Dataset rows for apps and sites
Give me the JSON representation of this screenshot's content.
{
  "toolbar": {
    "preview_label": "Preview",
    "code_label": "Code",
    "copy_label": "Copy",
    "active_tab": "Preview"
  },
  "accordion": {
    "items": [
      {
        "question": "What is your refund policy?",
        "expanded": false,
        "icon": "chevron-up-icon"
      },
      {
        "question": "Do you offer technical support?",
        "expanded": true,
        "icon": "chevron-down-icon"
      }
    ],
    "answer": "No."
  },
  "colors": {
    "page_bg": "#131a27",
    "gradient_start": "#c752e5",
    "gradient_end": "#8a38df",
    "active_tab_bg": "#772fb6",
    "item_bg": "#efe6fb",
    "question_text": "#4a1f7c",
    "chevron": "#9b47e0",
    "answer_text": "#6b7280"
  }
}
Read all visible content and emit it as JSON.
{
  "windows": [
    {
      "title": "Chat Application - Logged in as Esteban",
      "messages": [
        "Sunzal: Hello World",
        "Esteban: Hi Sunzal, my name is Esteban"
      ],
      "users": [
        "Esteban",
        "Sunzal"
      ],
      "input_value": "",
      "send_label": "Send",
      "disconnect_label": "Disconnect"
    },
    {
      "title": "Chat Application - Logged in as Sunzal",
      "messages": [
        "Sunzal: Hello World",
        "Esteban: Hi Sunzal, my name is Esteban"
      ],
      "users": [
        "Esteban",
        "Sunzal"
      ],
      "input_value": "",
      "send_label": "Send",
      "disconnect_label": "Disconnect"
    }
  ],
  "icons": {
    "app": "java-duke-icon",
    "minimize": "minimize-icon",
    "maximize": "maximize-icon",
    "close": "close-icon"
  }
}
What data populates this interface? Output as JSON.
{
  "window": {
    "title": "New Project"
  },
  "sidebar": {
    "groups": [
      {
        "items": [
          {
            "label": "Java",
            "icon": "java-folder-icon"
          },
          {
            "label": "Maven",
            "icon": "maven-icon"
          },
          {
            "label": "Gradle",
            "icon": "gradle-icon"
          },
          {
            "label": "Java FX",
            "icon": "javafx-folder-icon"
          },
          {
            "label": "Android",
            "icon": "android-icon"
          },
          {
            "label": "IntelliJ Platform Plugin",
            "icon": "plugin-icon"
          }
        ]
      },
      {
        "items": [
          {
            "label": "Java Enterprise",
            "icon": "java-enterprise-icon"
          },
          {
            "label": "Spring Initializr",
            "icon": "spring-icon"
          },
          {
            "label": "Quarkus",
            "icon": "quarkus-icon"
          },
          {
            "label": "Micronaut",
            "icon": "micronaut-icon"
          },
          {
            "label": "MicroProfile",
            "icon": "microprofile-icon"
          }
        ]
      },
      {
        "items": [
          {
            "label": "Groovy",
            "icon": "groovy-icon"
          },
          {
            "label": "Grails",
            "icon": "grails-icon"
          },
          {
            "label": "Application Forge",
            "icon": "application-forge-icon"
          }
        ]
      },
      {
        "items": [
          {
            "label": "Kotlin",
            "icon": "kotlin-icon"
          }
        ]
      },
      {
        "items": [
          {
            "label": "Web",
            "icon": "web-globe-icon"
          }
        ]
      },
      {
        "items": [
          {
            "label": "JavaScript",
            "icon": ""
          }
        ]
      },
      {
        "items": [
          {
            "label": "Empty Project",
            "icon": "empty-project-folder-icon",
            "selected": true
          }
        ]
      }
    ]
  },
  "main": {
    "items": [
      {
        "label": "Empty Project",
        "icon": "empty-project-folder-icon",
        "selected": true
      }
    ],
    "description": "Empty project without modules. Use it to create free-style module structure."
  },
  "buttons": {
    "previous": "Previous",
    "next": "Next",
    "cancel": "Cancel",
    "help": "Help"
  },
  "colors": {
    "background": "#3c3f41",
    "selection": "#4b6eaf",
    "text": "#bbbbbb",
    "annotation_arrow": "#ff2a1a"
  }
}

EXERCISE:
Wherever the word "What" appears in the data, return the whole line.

WRITTEN REPLY:
        "question": "What is your refund policy?",
What data populates this interface? Output as JSON.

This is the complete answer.